• Exercise brief
Output the full listing verbatim.

• Data for processing
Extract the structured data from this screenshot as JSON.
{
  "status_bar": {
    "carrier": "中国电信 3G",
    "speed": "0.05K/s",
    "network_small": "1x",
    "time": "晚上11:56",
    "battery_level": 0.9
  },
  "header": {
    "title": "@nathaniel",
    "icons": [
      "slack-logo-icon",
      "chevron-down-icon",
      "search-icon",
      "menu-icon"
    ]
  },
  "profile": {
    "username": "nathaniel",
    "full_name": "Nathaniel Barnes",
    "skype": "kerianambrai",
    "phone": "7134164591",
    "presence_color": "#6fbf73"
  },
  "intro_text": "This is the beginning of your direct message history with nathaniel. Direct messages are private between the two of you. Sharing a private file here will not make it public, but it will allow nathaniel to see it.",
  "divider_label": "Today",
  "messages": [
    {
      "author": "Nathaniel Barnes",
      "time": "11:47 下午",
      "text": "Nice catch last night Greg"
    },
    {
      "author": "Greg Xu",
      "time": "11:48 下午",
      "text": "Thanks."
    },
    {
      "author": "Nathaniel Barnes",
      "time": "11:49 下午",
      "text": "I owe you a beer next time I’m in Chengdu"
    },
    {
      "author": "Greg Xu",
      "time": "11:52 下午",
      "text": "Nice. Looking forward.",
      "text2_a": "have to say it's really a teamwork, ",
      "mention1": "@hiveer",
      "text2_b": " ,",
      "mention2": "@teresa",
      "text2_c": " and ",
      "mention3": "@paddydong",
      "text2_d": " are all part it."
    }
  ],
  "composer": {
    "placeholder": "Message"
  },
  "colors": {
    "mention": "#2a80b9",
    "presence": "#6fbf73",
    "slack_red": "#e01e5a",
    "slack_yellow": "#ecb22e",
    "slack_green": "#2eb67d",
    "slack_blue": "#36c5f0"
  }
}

• Output for this task
Extract the structured data from this screenshot as JSON.
{
  "status_bar": {
    "carrier": "中国电信 3G",
    "speed": "0.05K/s",
    "network_small": "1x",
    "time": "晚上11:56",
    "battery_level": 0.9
  },
  "header": {
    "title": "@nathaniel",
    "icons": [
      "slack-logo-icon",
      "chevron-down-icon",
      "search-icon",
      "menu-icon"
    ]
  },
  "profile": {
    "username": "nathaniel",
    "full_name": "Nathaniel Barnes",
    "skype": "kerianambrai",
    "phone": "7134164591",
    "presence_color": "#6fbf73"
  },
  "intro_text": "This is the beginning of your direct message history with nathaniel. Direct messages are private between the two of you. Sharing a private file here will not make it public, but it will allow nathaniel to see it.",
  "divider_label": "Today",
  "messages": [
    {
      "author": "Nathaniel Barnes",
      "time": "11:47 下午",
      "text": "Nice catch last night Greg"
    },
    {
      "author": "Greg Xu",
      "time": "11:48 下午",
      "text": "Thanks."
    },
    {
      "author": "Nathaniel Barnes",
      "time": "11:49 下午",
      "text": "I owe you a beer next time I’m in Chengdu"
    },
    {
      "author": "Greg Xu",
      "time": "11:52 下午",
      "text": "Nice. Looking forward.",
      "text2_a": "have to say it's really a teamwork, ",
      "mention1": "@hiveer",
      "text2_b": " ,",
      "mention2": "@teresa",
      "text2_c": " and ",
      "mention3": "@paddydong",
      "text2_d": " are all part it."
    }
  ],
  "composer": {
    "placeholder": "Message"
  },
  "colors": {
    "mention": "#2a80b9",
    "presence": "#6fbf73",
    "slack_red": "#e01e5a",
    "slack_yellow": "#ecb22e",
    "slack_green": "#2eb67d",
    "slack_blue": "#36c5f0"
  }
}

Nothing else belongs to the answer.